With an argument already resolved and a readership in total sympathy for the persona, the final stanza opens instructing readers to “…thus invoke us…” (an instruction emphasised by assonance or in-rhyme). It is confirmed that the lovers are canonized martyrs, worthy of devotion. Ironically, this devotion would come from conventional religious, the very society that martyred the lovers in the poem’s beginning. The fifth stanza relies heavily on the Neoplatonic understanding that quintessence of the world can be found wholly within the two lovers. They are “…one anothers hermitage…” a message ironic within the poem’s historical context of world exploration and deeper understanding of the heavens (with Galileo giving credibility to Copernican theories of the solar system). This philosophical understanding is then applied to the intermingling of sexual and spiritual love:
You, to whom love was peace (religious, conventional), that now is rage (passionate, sexual);
This quintessential love is further explored with the scientific conceit, comparing lovemaking to the experiment in alchemy, extracting essences in “…glasses…”. Again, the practical scientific analogy combined with the metaphysical theme of love, acts as a persuasive tool in the ensuring of reader sympathy. The final statement in the poem:
…Beg from above
A patterne of your love!
though an unsatisfying rhyming couplet (as in its use in Shakespeare’s Sonnets, it fails to summarise the thematic journey of the poem), does reveal the ultimate transformation of love. Love is not to be ridiculed, as in the poem’s opening; it is now a religion, martyrdom, a canonisation, and a grace to be evoked from above.

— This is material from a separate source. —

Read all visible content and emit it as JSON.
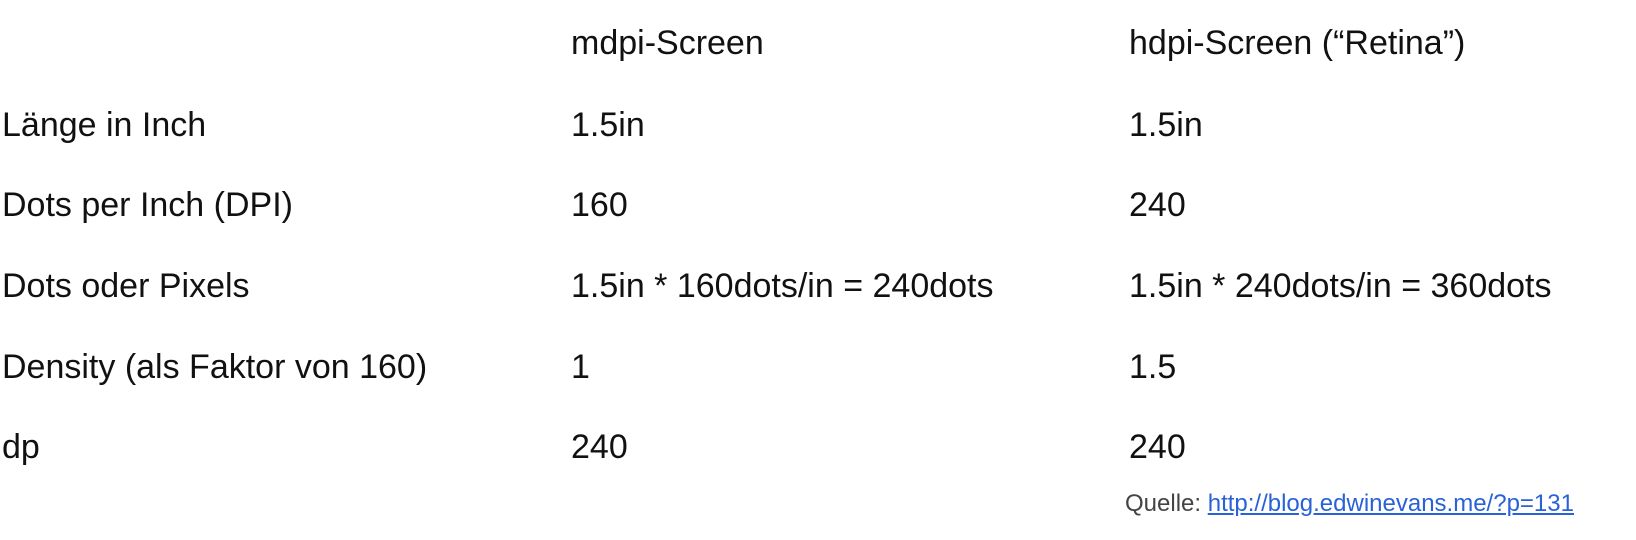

“The Canonization” by John Donne is a complex piece of rhetoric, which uses persuasive and poetic techniques to manipulate readers through different understandings of the place of love within society. Beginning with the condemnation of over love by society, the persona establishes an argument by which means love challenges conventional religion, before taking its place as religion, martyrdom, canonisation and grace. Different techniques are used to effect this transformation, including the metaphysical conceit, Irony, paradox, structure and sound devices. These are all performed within the metaphysical style, recognisable in its attempts at conversationalism, accessibility, refusal of convention, and witticisms. By creating this intricate forum of expression, John Donne has, to considerable extent, been able to link the enigmatic opposites of human sexuality and spirituality within the religion of love.